We’re moving to Puerto Rico.
The Virginia Pilot visits Boogie’s Soul Food where writer Shannon Godfrey-Johnson tears down a plate of smothered pork chops with candied yams and macaroni and cheese. That all sounds good but for the love of god do not ever put raisins in our bread pudding.
Soul food is a scarcity in Austin, Texas where the town is experiencing a decline in the African-American population. We watched Soul Kitchen, Henry’s, and Queen Lola’s all shutter in a town that’s exploding with growth across the racial boards. Except for African American.
Malcolm King is trying to change that. He’s moved his King’s BBQ and Soul Food truck to U.T’s west campus area to see if he can mine a market that includes 50k students and 20k staff. The writer claims that King is making the cheese from scratch for his macaroni dish but we’re not buying it. But we’d go all in on some Mississippi ribs as a change up from the Texas style.
“It’s our soul pots.
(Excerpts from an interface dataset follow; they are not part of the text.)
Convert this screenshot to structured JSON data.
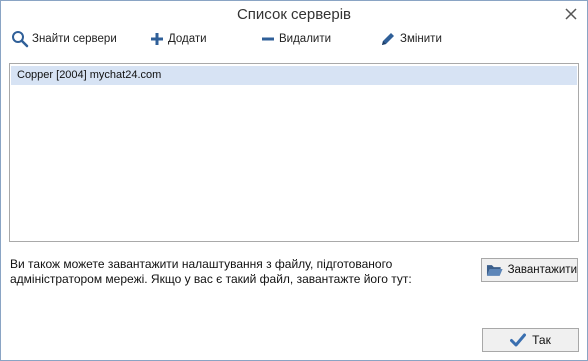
{
  "window": {
    "title": "Список серверів"
  },
  "toolbar": {
    "find_label": "Знайти сервери",
    "add_label": "Додати",
    "delete_label": "Видалити",
    "edit_label": "Змінити"
  },
  "server_list": {
    "items": [
      {
        "label": "Copper [2004] mychat24.com",
        "selected": true
      }
    ]
  },
  "info": {
    "line1": "Ви також можете завантажити налаштування з файлу, підготованого",
    "line2": "адміністратором мережі. Якщо у вас є такий файл, завантажте його тут:"
  },
  "buttons": {
    "load_label": "Завантажити",
    "ok_label": "Так"
  },
  "colors": {
    "selection": "#d7e3f4",
    "icon_blue": "#2f5f98",
    "check_blue": "#3a6fb0"
  },
  "icons": {
    "close": "close-icon",
    "find": "search-icon",
    "add": "plus-icon",
    "delete": "minus-icon",
    "edit": "pencil-icon",
    "load": "folder-open-icon",
    "ok": "checkmark-icon"
  }
}
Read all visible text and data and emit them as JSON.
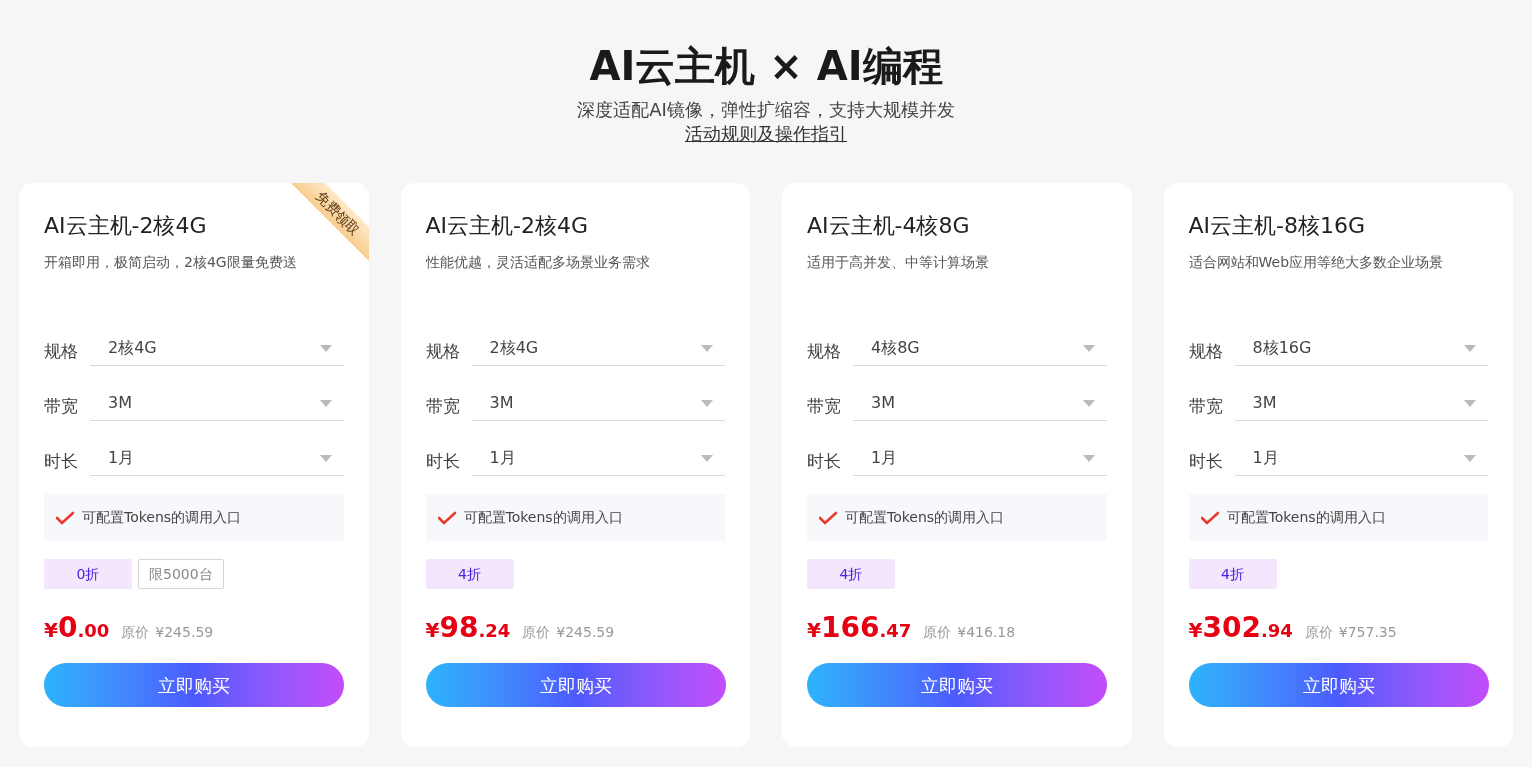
{
  "header": {
    "title": "AI云主机 × AI编程",
    "subtitle": "深度适配AI镜像，弹性扩缩容，支持大规模并发",
    "link": "活动规则及操作指引"
  },
  "cards": [
    {
      "title": "AI云主机-2核4G",
      "ribbon": "免费领取",
      "description": "开箱即用，极简启动，2核4G限量免费送",
      "options": [
        {
          "label": "规格",
          "value": "2核4G"
        },
        {
          "label": "带宽",
          "value": "3M"
        },
        {
          "label": "时长",
          "value": "1月"
        }
      ],
      "feature": "可配置Tokens的调用入口",
      "discount": "0折",
      "limit": "限5000台",
      "price": {
        "currency": "¥",
        "integer": "0",
        "decimal": ".00"
      },
      "original_label": "原价",
      "original_price": "¥245.59",
      "button": "立即购买"
    },
    {
      "title": "AI云主机-2核4G",
      "description": "性能优越，灵活适配多场景业务需求",
      "options": [
        {
          "label": "规格",
          "value": "2核4G"
        },
        {
          "label": "带宽",
          "value": "3M"
        },
        {
          "label": "时长",
          "value": "1月"
        }
      ],
      "feature": "可配置Tokens的调用入口",
      "discount": "4折",
      "price": {
        "currency": "¥",
        "integer": "98",
        "decimal": ".24"
      },
      "original_label": "原价",
      "original_price": "¥245.59",
      "button": "立即购买"
    },
    {
      "title": "AI云主机-4核8G",
      "description": "适用于高并发、中等计算场景",
      "options": [
        {
          "label": "规格",
          "value": "4核8G"
        },
        {
          "label": "带宽",
          "value": "3M"
        },
        {
          "label": "时长",
          "value": "1月"
        }
      ],
      "feature": "可配置Tokens的调用入口",
      "discount": "4折",
      "price": {
        "currency": "¥",
        "integer": "166",
        "decimal": ".47"
      },
      "original_label": "原价",
      "original_price": "¥416.18",
      "button": "立即购买"
    },
    {
      "title": "AI云主机-8核16G",
      "description": "适合网站和Web应用等绝大多数企业场景",
      "options": [
        {
          "label": "规格",
          "value": "8核16G"
        },
        {
          "label": "带宽",
          "value": "3M"
        },
        {
          "label": "时长",
          "value": "1月"
        }
      ],
      "feature": "可配置Tokens的调用入口",
      "discount": "4折",
      "price": {
        "currency": "¥",
        "integer": "302",
        "decimal": ".94"
      },
      "original_label": "原价",
      "original_price": "¥757.35",
      "button": "立即购买"
    }
  ]
}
We have well-seasoned pots, well-seasoned food,” says Shanel Snowton of Two Sistas On The West Bank here in New Orleans. The new-ish restaurant is an offshoot of Two Sistas in Da East a nearly 10 year old restaurant in New Orleans vast 9th Ward (the original Two Sistas opened in downtown New Orleans in the 70s.
Chef Lavonna Mitchell, the owner of Geechie Grub in Charleston, South Carolina is a culinary school student who’s running her own restaurant. That’s a rarity. You’re not going to go broke in the Deep South selling turkey wings, smothered pork chops, BBQ ribs and chicken, and it doesn’t matter if you’re a student or an old master.